▶ **EXERCISE PROMPT**: Retype every entry precisely and keep each line whole.

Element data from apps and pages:
◆ ◆ ◆ ◆ ◆ ◆ ◆
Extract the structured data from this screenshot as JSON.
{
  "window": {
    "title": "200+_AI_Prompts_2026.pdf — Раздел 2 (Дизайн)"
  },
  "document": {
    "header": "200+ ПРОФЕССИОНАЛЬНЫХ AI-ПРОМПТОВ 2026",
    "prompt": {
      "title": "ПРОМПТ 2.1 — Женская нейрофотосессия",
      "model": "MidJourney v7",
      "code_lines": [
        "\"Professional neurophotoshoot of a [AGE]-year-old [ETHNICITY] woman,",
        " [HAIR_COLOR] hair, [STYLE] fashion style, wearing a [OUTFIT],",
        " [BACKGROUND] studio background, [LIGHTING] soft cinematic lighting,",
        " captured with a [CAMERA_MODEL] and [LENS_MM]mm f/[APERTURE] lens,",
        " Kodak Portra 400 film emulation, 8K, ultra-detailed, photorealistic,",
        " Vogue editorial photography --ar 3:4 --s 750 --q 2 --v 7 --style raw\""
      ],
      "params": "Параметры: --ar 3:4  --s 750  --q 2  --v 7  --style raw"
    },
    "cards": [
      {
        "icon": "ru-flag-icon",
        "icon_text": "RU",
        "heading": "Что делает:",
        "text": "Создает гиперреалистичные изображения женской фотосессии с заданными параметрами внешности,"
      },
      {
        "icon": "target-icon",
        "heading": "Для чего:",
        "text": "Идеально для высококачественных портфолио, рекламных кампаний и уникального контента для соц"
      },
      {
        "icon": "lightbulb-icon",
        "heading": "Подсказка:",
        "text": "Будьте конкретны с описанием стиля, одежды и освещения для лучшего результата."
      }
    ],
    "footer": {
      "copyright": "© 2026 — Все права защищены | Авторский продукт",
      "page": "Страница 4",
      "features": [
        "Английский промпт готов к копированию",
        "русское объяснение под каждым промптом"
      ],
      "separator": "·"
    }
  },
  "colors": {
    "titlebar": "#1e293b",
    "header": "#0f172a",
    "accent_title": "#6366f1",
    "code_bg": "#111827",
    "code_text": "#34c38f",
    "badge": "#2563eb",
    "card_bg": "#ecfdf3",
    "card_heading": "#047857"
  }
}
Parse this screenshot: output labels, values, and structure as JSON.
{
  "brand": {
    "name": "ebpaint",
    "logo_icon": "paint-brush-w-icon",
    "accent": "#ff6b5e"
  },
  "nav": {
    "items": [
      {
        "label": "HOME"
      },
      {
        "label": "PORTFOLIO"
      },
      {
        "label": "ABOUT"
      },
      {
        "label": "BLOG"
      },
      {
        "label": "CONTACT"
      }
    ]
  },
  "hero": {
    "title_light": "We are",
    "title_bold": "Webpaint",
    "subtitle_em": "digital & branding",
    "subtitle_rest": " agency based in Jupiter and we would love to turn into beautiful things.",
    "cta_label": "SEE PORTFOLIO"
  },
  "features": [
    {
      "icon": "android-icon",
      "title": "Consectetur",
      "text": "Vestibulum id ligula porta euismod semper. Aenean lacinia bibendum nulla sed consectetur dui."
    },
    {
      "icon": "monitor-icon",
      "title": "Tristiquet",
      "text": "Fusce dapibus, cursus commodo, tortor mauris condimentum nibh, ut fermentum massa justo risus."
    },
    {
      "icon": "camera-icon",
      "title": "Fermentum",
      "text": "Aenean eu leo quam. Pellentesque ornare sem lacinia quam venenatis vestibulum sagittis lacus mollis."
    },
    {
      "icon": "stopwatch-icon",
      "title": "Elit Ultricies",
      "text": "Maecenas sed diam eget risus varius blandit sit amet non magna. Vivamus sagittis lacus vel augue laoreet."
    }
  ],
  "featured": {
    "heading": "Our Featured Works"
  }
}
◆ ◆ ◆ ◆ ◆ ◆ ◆
▶ **TASK RESPONSE**:
Extract the structured data from this screenshot as JSON.
{
  "window": {
    "title": "200+_AI_Prompts_2026.pdf — Раздел 2 (Дизайн)"
  },
  "document": {
    "header": "200+ ПРОФЕССИОНАЛЬНЫХ AI-ПРОМПТОВ 2026",
    "prompt": {
      "title": "ПРОМПТ 2.1 — Женская нейрофотосессия",
      "model": "MidJourney v7",
      "code_lines": [
        "\"Professional neurophotoshoot of a [AGE]-year-old [ETHNICITY] woman,",
        " [HAIR_COLOR] hair, [STYLE] fashion style, wearing a [OUTFIT],",
        " [BACKGROUND] studio background, [LIGHTING] soft cinematic lighting,",
        " captured with a [CAMERA_MODEL] and [LENS_MM]mm f/[APERTURE] lens,",
        " Kodak Portra 400 film emulation, 8K, ultra-detailed, photorealistic,",
        " Vogue editorial photography --ar 3:4 --s 750 --q 2 --v 7 --style raw\""
      ],
      "params": "Параметры: --ar 3:4  --s 750  --q 2  --v 7  --style raw"
    },
    "cards": [
      {
        "icon": "ru-flag-icon",
        "icon_text": "RU",
        "heading": "Что делает:",
        "text": "Создает гиперреалистичные изображения женской фотосессии с заданными параметрами внешности,"
      },
      {
        "icon": "target-icon",
        "heading": "Для чего:",
        "text": "Идеально для высококачественных портфолио, рекламных кампаний и уникального контента для соц"
      },
      {
        "icon": "lightbulb-icon",
        "heading": "Подсказка:",
        "text": "Будьте конкретны с описанием стиля, одежды и освещения для лучшего результата."
      }
    ],
    "footer": {
      "copyright": "© 2026 — Все права защищены | Авторский продукт",
      "page": "Страница 4",
      "features": [
        "Английский промпт готов к копированию",
        "русское объяснение под каждым промптом"
      ],
      "separator": "·"
    }
  },
  "colors": {
    "titlebar": "#1e293b",
    "header": "#0f172a",
    "accent_title": "#6366f1",
    "code_bg": "#111827",
    "code_text": "#34c38f",
    "badge": "#2563eb",
    "card_bg": "#ecfdf3",
    "card_heading": "#047857"
  }
}
Parse this screenshot: output labels, values, and structure as JSON.
{
  "brand": {
    "name": "ebpaint",
    "logo_icon": "paint-brush-w-icon",
    "accent": "#ff6b5e"
  },
  "nav": {
    "items": [
      {
        "label": "HOME"
      },
      {
        "label": "PORTFOLIO"
      },
      {
        "label": "ABOUT"
      },
      {
        "label": "BLOG"
      },
      {
        "label": "CONTACT"
      }
    ]
  },
  "hero": {
    "title_light": "We are",
    "title_bold": "Webpaint",
    "subtitle_em": "digital & branding",
    "subtitle_rest": " agency based in Jupiter and we would love to turn into beautiful things.",
    "cta_label": "SEE PORTFOLIO"
  },
  "features": [
    {
      "icon": "android-icon",
      "title": "Consectetur",
      "text": "Vestibulum id ligula porta euismod semper. Aenean lacinia bibendum nulla sed consectetur dui."
    },
    {
      "icon": "monitor-icon",
      "title": "Tristiquet",
      "text": "Fusce dapibus, cursus commodo, tortor mauris condimentum nibh, ut fermentum massa justo risus."
    },
    {
      "icon": "camera-icon",
      "title": "Fermentum",
      "text": "Aenean eu leo quam. Pellentesque ornare sem lacinia quam venenatis vestibulum sagittis lacus mollis."
    },
    {
      "icon": "stopwatch-icon",
      "title": "Elit Ultricies",
      "text": "Maecenas sed diam eget risus varius blandit sit amet non magna. Vivamus sagittis lacus vel augue laoreet."
    }
  ],
  "featured": {
    "heading": "Our Featured Works"
  }
}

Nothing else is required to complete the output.